▸ **Dataset rows for apps and sites**:
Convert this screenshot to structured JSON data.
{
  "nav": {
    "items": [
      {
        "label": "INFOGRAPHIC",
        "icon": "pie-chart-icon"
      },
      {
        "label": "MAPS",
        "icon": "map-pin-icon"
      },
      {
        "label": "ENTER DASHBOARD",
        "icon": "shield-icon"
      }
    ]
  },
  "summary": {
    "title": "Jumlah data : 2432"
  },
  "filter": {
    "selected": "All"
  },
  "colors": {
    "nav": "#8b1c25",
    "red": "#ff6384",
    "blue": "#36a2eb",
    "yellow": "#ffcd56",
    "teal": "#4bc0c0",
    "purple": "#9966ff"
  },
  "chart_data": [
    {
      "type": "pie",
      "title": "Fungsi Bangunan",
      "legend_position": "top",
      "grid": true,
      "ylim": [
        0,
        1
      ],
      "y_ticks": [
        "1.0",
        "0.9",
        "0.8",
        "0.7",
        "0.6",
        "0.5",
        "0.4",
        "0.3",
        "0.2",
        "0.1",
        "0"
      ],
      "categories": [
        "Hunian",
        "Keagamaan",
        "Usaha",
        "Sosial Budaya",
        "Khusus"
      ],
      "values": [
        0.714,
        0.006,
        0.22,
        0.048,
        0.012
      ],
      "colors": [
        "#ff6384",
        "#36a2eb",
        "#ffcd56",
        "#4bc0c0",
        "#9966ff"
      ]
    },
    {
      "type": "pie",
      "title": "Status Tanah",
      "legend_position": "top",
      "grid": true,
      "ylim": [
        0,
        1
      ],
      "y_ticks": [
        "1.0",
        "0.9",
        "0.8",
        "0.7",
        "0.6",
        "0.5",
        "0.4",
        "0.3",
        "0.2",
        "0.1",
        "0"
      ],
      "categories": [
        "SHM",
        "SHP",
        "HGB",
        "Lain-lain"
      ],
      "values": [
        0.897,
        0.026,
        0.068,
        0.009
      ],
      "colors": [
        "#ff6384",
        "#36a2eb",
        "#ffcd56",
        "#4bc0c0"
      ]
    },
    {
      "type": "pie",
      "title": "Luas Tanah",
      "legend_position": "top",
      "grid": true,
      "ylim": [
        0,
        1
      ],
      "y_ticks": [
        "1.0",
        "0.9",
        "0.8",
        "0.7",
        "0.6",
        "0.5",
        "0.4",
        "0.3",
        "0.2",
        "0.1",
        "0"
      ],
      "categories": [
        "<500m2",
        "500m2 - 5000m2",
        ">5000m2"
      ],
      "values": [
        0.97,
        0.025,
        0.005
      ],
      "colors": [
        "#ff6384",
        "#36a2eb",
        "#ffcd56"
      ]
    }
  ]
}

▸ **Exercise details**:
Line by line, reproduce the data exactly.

▸ **Exercise result**:
Convert this screenshot to structured JSON data.
{
  "nav": {
    "items": [
      {
        "label": "INFOGRAPHIC",
        "icon": "pie-chart-icon"
      },
      {
        "label": "MAPS",
        "icon": "map-pin-icon"
      },
      {
        "label": "ENTER DASHBOARD",
        "icon": "shield-icon"
      }
    ]
  },
  "summary": {
    "title": "Jumlah data : 2432"
  },
  "filter": {
    "selected": "All"
  },
  "colors": {
    "nav": "#8b1c25",
    "red": "#ff6384",
    "blue": "#36a2eb",
    "yellow": "#ffcd56",
    "teal": "#4bc0c0",
    "purple": "#9966ff"
  },
  "chart_data": [
    {
      "type": "pie",
      "title": "Fungsi Bangunan",
      "legend_position": "top",
      "grid": true,
      "ylim": [
        0,
        1
      ],
      "y_ticks": [
        "1.0",
        "0.9",
        "0.8",
        "0.7",
        "0.6",
        "0.5",
        "0.4",
        "0.3",
        "0.2",
        "0.1",
        "0"
      ],
      "categories": [
        "Hunian",
        "Keagamaan",
        "Usaha",
        "Sosial Budaya",
        "Khusus"
      ],
      "values": [
        0.714,
        0.006,
        0.22,
        0.048,
        0.012
      ],
      "colors": [
        "#ff6384",
        "#36a2eb",
        "#ffcd56",
        "#4bc0c0",
        "#9966ff"
      ]
    },
    {
      "type": "pie",
      "title": "Status Tanah",
      "legend_position": "top",
      "grid": true,
      "ylim": [
        0,
        1
      ],
      "y_ticks": [
        "1.0",
        "0.9",
        "0.8",
        "0.7",
        "0.6",
        "0.5",
        "0.4",
        "0.3",
        "0.2",
        "0.1",
        "0"
      ],
      "categories": [
        "SHM",
        "SHP",
        "HGB",
        "Lain-lain"
      ],
      "values": [
        0.897,
        0.026,
        0.068,
        0.009
      ],
      "colors": [
        "#ff6384",
        "#36a2eb",
        "#ffcd56",
        "#4bc0c0"
      ]
    },
    {
      "type": "pie",
      "title": "Luas Tanah",
      "legend_position": "top",
      "grid": true,
      "ylim": [
        0,
        1
      ],
      "y_ticks": [
        "1.0",
        "0.9",
        "0.8",
        "0.7",
        "0.6",
        "0.5",
        "0.4",
        "0.3",
        "0.2",
        "0.1",
        "0"
      ],
      "categories": [
        "<500m2",
        "500m2 - 5000m2",
        ">5000m2"
      ],
      "values": [
        0.97,
        0.025,
        0.005
      ],
      "colors": [
        "#ff6384",
        "#36a2eb",
        "#ffcd56"
      ]
    }
  ]
}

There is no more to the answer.